In an earlier article we highlighted the financial and legal planning issues doctors feel uninformed about, and provided links to more than half a dozen articles on those areas of concern. Today we continue our examination of those blind spots by addressing a common question: When should I update my estate plan?
We’ve previously addressed common estate-planning mistakes made by doctors so this article assumes you are not guilty of the first one, not acting, and have at some point put an estate plan in place.
When to Update
1. A change in marital status. We routinely advise that estate plans be updated on marriage, divorce, or the death of a spouse. I am always surprised when a physician still has an ex-spouse with whom they may have had a contentious separation named as the beneficiary of their estate.
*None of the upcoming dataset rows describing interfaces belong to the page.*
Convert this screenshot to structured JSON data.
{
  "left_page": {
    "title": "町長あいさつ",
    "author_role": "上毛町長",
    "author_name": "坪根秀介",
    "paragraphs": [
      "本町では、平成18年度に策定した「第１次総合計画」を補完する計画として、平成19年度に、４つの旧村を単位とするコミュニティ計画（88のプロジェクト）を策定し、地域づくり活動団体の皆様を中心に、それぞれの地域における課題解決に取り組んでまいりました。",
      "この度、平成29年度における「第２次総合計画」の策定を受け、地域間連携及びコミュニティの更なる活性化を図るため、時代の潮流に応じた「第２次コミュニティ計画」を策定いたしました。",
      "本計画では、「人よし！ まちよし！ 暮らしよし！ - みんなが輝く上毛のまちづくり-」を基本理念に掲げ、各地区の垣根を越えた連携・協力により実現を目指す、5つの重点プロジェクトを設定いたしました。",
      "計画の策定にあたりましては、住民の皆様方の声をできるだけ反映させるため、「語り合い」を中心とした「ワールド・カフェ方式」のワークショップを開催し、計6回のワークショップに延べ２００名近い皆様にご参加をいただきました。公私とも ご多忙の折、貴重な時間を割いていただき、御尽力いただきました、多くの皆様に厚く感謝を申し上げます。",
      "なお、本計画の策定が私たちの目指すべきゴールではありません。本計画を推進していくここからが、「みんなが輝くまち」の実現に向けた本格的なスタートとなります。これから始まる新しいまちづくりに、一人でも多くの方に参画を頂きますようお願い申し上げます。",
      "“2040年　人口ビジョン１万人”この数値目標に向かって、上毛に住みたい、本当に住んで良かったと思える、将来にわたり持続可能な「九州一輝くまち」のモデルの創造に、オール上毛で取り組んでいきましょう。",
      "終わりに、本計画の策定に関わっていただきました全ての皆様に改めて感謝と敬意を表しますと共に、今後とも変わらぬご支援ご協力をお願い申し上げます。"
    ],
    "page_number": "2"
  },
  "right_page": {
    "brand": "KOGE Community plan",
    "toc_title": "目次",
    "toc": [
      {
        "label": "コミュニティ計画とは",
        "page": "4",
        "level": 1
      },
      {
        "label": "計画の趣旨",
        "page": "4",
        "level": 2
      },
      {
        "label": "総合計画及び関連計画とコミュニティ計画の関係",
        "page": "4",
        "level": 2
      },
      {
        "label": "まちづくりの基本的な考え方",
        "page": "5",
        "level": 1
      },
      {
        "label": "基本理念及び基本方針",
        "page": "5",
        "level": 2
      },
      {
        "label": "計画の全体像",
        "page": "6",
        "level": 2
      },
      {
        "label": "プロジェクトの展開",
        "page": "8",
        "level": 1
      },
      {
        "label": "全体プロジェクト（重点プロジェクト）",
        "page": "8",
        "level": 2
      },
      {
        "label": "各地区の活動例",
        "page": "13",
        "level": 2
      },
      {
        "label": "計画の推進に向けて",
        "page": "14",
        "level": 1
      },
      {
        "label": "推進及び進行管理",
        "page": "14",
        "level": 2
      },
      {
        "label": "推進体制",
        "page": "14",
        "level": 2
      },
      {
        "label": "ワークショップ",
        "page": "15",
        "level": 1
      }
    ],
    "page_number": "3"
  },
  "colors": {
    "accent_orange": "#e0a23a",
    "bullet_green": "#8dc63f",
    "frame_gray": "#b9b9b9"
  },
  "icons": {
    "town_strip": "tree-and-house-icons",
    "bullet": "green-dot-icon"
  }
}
Even in cases where the couple shares children, it’s best to leave those assets in a trust that preserves them for the children and protects the assets from the other spouse’s waste, personal liability, or future relationships.
2. A change in the number of beneficiaries. As above this may be due to the removal of a former spouse or after the death of a spouse. Other common issues include the birth, death, or adoption of a child, addition or removal of other beneficiaries (take out my ex-best friend), or a change to include remote generations like grandchildren.
3. A change in the status of a beneficiary. This refers to the condition of the beneficiaries on a wide variety of issues including addiction, age, health, mental capacity, and creditor issues, to name just a few. For instance, we often make special accommodations for an elderly person that may have a pending Medicaid exposure or a child or other beneficiary with special needs who can’t or shouldn’t receive a distribution directly and for whom you need to leave special care instructions. On the other hand, requiring that your children’s inheritance be held in a trust to be managed by Aunt Bessie may not make sense if your daughter just got her MBA.
4. A substantial change in your net worth or assets. In many cases I find clients have estate plans as old as 20 years, with no real updates and amendments. In the majority of these cases there has been a substantial change (an increase) in the doctor’s net worth, and many of the assets he or she had when the plan was created have changed substantially. Remove room for interpretation and conflict by keeping the list of controlled assets disposed of and acquired up to date and make sure the numbers you used to calculate who gets what and when still make sense. As part of this analysis make sure that your estate plan, especially a Revocable Living Trust, is not overfunded with vulnerable assets. Remember that these tools are the “death planning” and do not protect these assets from your personal and professional liability during your life in most cases. The best estate plan in the world is useless if the assets never get to it.
5. A change in trustees or fiduciaries. If the people you left in charge have aged, died, or are no longer part of your life for any reason, you need to update. Common issues to consider include age, financial sophistication, mental and physical health, and substance abuse concerns. These people have a heavy responsibility and can be key to your estate plan working the way you wanted, make sure they are still fit choices.
6. Moving. Moving to another state is not necessarily a fatal blow to your estate plan but it should be reviewed to ensure that is adequate to address the tax and probate concerns common in your new home state. Generally, an estate plan validly created in one jurisdiction is valid in another, but there may be clauses to be added or omitted to avoid additional expense and delay in the disposition of the estate.
Finally, think about the adequacy and sophistication of your estate plan. Has it kept up with the complexity of your life? For instance, should you make the significant upgrade from a will to a more formal revocable living trust? There, conventional wisdom on trusts not being required in states with low-cost, fast probate is, in my opinion, just plain wrong. The right trust can be simple, be cost effective, unify the wishes of a married couple, provide privacy by keeping the assets you left and to whom confidential (as opposed to probate, which is public record), provide asset protection for your heirs, and account for a variety of contingencies as described above. It can also provide for your own care, and typically includes general and healthcare powers of attorney and living wills.